- Consider what systems you have in place to maximize the value of your first-party “named” data. A primary benefit of having registered users and named datasets is the ability to then integrate information for those users across devices, domains, even layering in offline information. The unique persistent identifier provides the “key” to join disparate user datasets and unlock the power of integration.
- Review the architecture of internal data warehouses. As I mentioned above, it’s much easier for regulatory compliance if your data is integrated into a single platform. It is also much easier to analyze and use that data to build models.
- Identify the core initiatives you have to analyze the data you’re collecting. Review your first-party data modeling practices and techniques to determine any opportunities for growth. If you have a strong first-party data collection process, what are you doing to make the most of the information? What types of analysis are you running?
You Must Lay the Groundwork
It’s natural to have many questions about the impact of privacy changes. What regulations are on the horizon? What’s FLoC? Can FLEDGE change remarketing? Keeping up with the ins and outs of the latest technology is a job in and of itself, and many solutions are still in the testing phase.
Don’t get bogged down by the flurry of new developments before you even start. Instead, take a deep look inside your organization. Analyze your current reliance on third-party cookies and how you’re using first-party data, and you will be better positioned to tackle whatever changes are on the horizon.

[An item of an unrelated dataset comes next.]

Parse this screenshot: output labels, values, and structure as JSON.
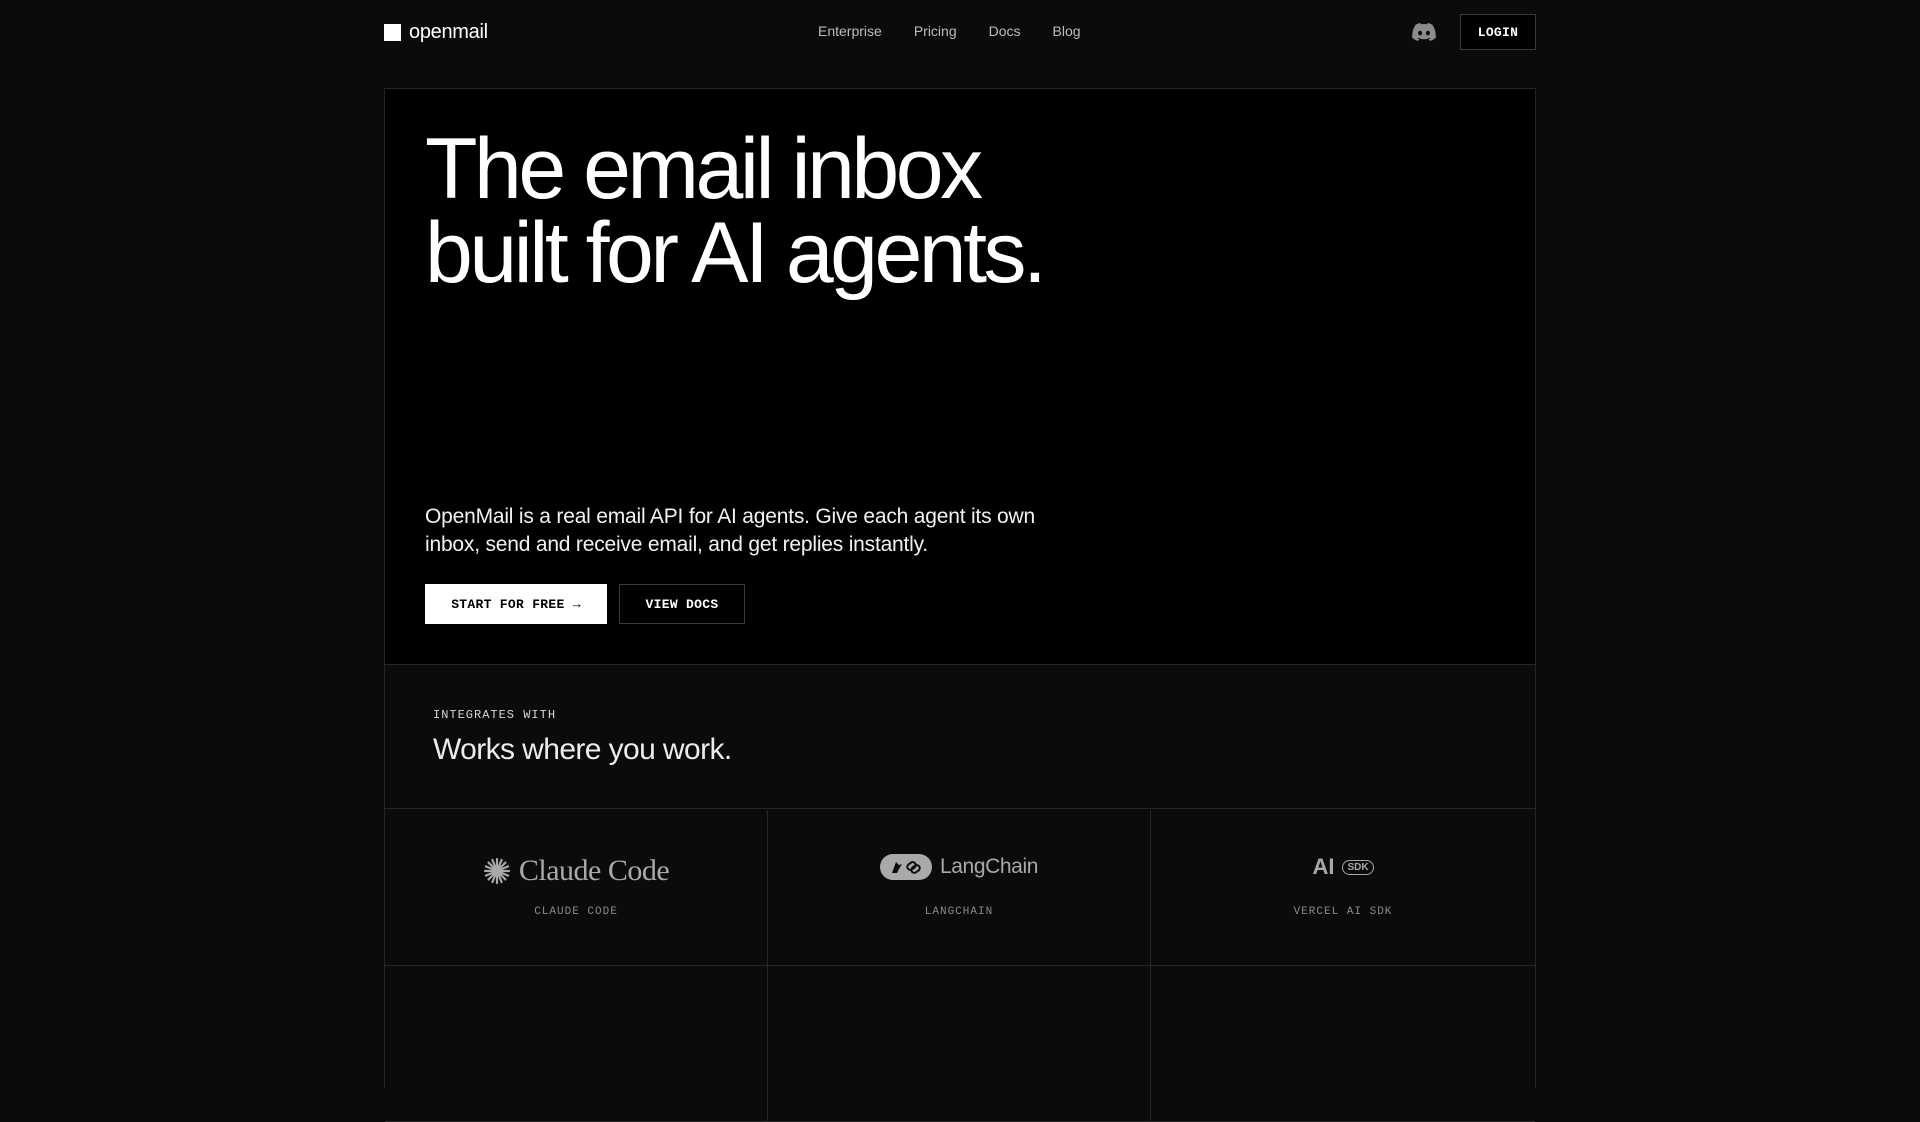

At the end of the day, the true key to success will be collecting first-party data about your consumers and maximizing how you use that data. All of the questions above will help you lay the groundwork for that strategy, so you can make sure you won’t have any cracks in your foundation.
Once you know where your organization stands, you’ll be able to consider more concrete tactics, such as investing in the cloud, analytical modeling, and developing better first-party data strategies.